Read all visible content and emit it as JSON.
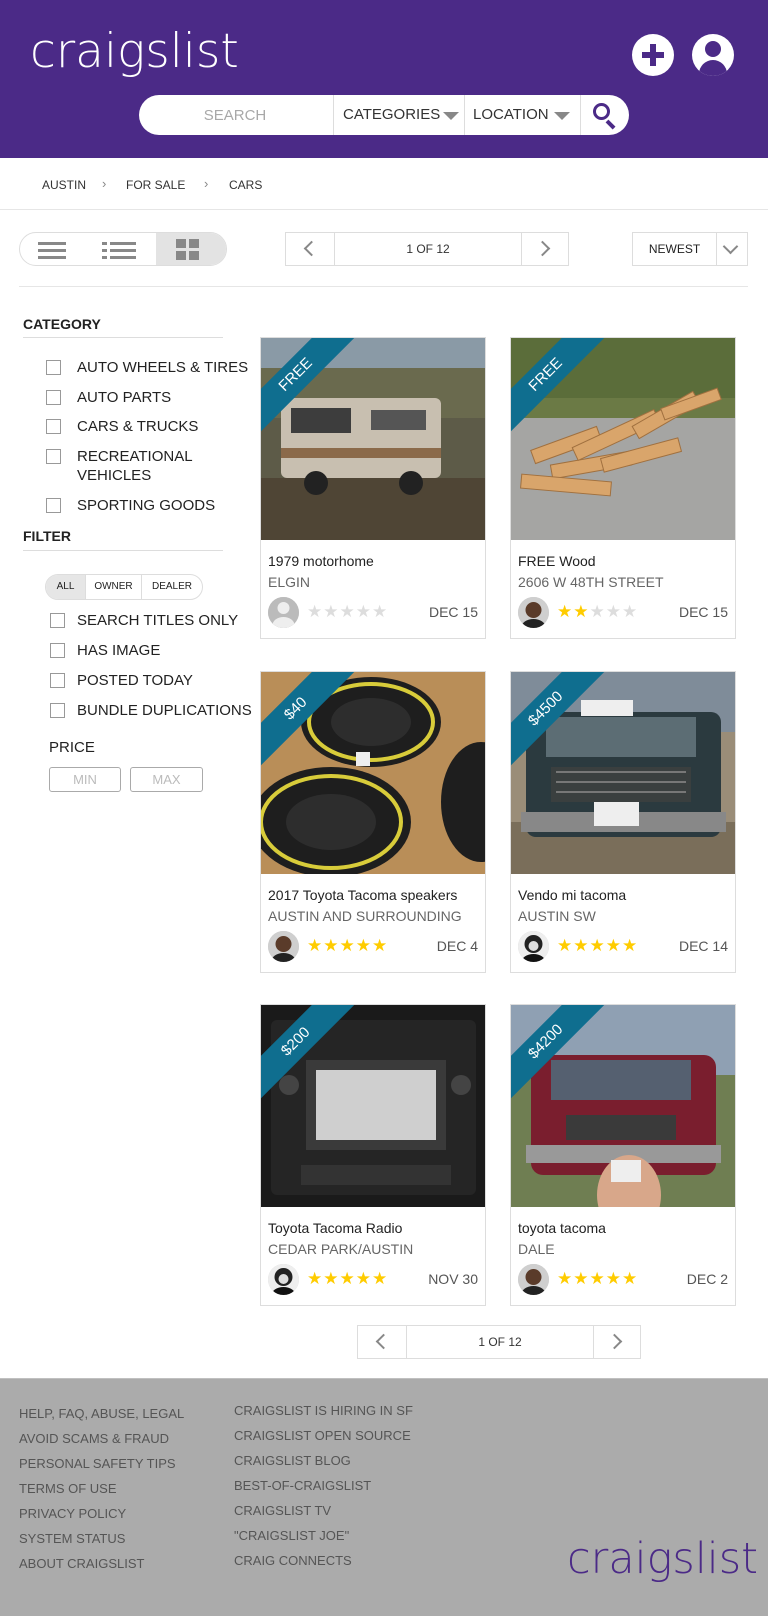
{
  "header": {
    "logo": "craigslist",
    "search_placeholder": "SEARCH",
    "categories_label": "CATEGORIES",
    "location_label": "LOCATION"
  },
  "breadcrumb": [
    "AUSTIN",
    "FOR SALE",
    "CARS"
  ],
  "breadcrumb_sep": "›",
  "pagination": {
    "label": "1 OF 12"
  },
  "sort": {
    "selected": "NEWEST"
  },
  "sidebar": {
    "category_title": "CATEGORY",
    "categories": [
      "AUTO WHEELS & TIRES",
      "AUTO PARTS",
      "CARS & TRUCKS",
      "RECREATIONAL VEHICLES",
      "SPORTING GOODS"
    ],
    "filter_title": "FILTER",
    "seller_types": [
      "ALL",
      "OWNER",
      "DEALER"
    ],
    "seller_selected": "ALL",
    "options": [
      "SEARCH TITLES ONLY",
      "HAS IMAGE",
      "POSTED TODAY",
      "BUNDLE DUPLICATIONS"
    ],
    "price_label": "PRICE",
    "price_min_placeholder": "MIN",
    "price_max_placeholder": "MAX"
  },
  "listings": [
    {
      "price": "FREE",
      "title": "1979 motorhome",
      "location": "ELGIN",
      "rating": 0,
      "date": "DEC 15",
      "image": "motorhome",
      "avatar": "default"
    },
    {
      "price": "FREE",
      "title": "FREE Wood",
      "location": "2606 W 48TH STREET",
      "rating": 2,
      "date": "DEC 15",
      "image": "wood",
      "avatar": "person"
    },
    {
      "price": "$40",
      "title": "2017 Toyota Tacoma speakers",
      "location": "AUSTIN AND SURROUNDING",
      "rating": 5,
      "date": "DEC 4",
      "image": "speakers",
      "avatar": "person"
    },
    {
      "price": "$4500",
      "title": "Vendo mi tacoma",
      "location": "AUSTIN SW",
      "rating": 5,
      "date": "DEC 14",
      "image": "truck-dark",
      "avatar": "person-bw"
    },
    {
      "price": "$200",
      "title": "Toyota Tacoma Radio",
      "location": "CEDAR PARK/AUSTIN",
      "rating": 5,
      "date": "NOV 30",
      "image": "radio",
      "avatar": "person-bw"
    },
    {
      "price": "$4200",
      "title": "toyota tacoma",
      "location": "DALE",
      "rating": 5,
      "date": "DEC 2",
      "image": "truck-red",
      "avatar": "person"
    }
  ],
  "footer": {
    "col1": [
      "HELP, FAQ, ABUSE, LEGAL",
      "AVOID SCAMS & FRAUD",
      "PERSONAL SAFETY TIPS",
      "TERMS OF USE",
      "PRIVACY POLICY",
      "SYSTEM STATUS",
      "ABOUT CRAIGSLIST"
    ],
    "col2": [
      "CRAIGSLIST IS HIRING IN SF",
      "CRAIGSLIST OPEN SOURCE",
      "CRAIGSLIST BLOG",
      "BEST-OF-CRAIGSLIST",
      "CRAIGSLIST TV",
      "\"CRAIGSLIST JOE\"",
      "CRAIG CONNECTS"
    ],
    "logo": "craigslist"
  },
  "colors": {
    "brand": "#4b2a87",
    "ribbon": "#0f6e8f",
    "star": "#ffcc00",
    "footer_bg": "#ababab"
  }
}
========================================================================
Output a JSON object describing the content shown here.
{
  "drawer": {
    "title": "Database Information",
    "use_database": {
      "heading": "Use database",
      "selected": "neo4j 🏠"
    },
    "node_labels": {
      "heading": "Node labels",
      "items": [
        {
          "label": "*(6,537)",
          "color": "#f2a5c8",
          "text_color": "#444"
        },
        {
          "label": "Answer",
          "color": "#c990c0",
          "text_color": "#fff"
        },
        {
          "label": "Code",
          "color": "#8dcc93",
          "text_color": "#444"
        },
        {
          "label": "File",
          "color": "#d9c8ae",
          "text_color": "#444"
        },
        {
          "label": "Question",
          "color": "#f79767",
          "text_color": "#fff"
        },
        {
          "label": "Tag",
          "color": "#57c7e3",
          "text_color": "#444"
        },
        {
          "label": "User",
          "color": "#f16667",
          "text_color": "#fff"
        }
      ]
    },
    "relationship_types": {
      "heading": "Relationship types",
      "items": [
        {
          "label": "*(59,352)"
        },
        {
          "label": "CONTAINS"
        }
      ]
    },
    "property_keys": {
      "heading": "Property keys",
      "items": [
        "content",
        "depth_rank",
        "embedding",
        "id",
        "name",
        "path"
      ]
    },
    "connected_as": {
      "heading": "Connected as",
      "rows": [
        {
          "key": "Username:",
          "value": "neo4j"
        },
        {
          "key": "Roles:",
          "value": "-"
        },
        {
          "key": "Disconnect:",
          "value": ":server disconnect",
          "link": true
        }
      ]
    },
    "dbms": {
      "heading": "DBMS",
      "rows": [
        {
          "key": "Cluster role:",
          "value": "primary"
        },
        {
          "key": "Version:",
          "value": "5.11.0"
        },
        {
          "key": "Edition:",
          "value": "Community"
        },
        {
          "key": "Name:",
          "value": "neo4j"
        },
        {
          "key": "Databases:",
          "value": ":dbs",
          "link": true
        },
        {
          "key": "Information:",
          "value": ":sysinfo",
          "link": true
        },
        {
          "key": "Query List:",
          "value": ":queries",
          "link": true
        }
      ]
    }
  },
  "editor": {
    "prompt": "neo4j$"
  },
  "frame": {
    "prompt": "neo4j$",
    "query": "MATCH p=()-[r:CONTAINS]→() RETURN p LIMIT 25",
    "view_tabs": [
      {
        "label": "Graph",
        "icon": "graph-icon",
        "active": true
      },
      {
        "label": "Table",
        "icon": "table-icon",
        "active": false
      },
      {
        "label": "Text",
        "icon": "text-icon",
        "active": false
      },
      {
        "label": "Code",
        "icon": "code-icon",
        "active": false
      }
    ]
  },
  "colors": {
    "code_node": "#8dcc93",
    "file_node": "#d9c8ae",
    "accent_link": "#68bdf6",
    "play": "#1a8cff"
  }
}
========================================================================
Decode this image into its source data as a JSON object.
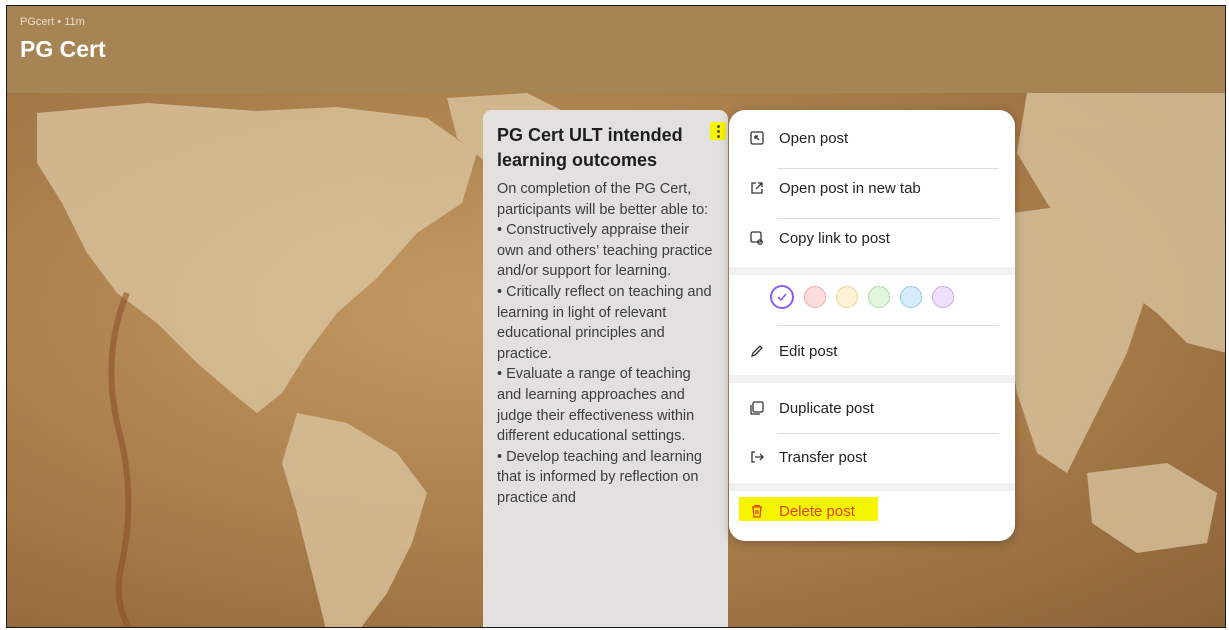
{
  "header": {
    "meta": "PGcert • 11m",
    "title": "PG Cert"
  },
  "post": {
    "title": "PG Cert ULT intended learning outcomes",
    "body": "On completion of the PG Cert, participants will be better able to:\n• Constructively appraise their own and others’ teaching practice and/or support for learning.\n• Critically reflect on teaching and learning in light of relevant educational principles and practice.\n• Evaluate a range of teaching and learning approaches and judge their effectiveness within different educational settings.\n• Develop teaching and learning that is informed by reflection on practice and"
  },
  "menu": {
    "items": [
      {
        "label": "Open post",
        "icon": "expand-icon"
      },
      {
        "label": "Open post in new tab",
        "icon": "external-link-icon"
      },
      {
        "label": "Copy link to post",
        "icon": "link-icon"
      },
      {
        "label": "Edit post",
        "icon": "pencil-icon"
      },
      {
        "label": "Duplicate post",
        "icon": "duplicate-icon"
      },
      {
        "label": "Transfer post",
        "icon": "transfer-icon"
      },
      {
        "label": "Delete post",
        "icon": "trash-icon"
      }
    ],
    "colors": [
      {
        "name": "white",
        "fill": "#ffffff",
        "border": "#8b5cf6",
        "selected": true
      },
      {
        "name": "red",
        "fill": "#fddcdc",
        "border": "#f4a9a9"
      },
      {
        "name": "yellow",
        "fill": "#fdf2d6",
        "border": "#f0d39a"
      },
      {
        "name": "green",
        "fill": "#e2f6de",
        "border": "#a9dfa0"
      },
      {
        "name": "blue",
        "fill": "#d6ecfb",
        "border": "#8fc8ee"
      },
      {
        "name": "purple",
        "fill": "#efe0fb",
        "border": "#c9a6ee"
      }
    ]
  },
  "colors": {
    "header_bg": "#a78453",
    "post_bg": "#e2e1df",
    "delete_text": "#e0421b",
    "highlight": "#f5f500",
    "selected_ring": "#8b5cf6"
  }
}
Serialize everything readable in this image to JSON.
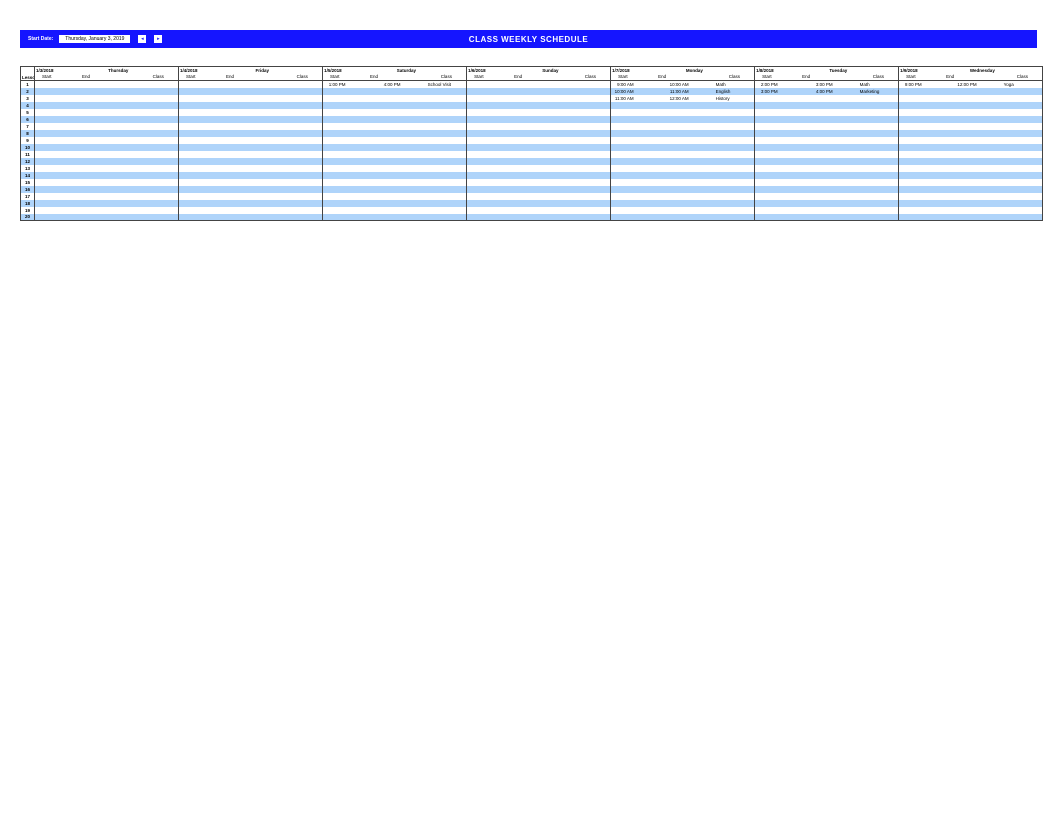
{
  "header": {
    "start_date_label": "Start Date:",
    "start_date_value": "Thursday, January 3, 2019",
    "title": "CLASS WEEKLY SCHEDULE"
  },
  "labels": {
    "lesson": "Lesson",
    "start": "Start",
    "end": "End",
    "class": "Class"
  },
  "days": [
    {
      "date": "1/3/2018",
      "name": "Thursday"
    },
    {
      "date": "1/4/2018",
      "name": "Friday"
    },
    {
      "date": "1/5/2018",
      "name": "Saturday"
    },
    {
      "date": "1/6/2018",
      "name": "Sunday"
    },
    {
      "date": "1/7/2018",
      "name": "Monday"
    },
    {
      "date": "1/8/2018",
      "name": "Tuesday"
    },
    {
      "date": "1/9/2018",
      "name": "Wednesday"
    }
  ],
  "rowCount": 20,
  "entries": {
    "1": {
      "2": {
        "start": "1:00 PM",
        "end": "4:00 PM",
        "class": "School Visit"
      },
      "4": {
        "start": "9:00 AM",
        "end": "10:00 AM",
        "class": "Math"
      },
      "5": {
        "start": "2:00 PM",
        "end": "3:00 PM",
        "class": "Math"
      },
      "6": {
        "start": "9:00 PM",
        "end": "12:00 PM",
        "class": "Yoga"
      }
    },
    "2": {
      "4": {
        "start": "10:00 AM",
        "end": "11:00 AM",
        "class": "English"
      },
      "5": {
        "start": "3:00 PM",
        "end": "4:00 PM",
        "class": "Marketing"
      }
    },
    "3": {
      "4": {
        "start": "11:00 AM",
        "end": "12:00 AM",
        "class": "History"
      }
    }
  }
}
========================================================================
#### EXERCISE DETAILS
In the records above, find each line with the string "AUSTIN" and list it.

#### REPLY
    "AUSTIN",
      "location": "AUSTIN AND SURROUNDING",
      "location": "AUSTIN SW",
      "location": "CEDAR PARK/AUSTIN",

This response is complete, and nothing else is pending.